- Records supplied:
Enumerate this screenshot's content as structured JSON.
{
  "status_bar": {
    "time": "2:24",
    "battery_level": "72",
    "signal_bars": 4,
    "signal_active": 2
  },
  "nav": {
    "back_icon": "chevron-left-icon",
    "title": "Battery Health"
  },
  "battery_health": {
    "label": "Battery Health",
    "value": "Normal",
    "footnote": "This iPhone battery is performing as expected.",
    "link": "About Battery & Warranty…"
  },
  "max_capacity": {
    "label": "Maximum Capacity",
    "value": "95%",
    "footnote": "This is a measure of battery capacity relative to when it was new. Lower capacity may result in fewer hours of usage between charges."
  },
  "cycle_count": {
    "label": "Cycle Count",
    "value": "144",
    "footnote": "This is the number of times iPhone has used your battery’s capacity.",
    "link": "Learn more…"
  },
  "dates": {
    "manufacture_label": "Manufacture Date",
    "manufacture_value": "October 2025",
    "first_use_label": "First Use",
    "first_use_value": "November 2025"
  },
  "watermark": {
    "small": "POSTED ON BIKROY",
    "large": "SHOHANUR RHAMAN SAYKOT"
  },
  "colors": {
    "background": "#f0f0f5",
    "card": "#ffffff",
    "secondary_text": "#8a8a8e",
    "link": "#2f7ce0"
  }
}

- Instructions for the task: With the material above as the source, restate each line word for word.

- Exercise output:
Enumerate this screenshot's content as structured JSON.
{
  "status_bar": {
    "time": "2:24",
    "battery_level": "72",
    "signal_bars": 4,
    "signal_active": 2
  },
  "nav": {
    "back_icon": "chevron-left-icon",
    "title": "Battery Health"
  },
  "battery_health": {
    "label": "Battery Health",
    "value": "Normal",
    "footnote": "This iPhone battery is performing as expected.",
    "link": "About Battery & Warranty…"
  },
  "max_capacity": {
    "label": "Maximum Capacity",
    "value": "95%",
    "footnote": "This is a measure of battery capacity relative to when it was new. Lower capacity may result in fewer hours of usage between charges."
  },
  "cycle_count": {
    "label": "Cycle Count",
    "value": "144",
    "footnote": "This is the number of times iPhone has used your battery’s capacity.",
    "link": "Learn more…"
  },
  "dates": {
    "manufacture_label": "Manufacture Date",
    "manufacture_value": "October 2025",
    "first_use_label": "First Use",
    "first_use_value": "November 2025"
  },
  "watermark": {
    "small": "POSTED ON BIKROY",
    "large": "SHOHANUR RHAMAN SAYKOT"
  },
  "colors": {
    "background": "#f0f0f5",
    "card": "#ffffff",
    "secondary_text": "#8a8a8e",
    "link": "#2f7ce0"
  }
}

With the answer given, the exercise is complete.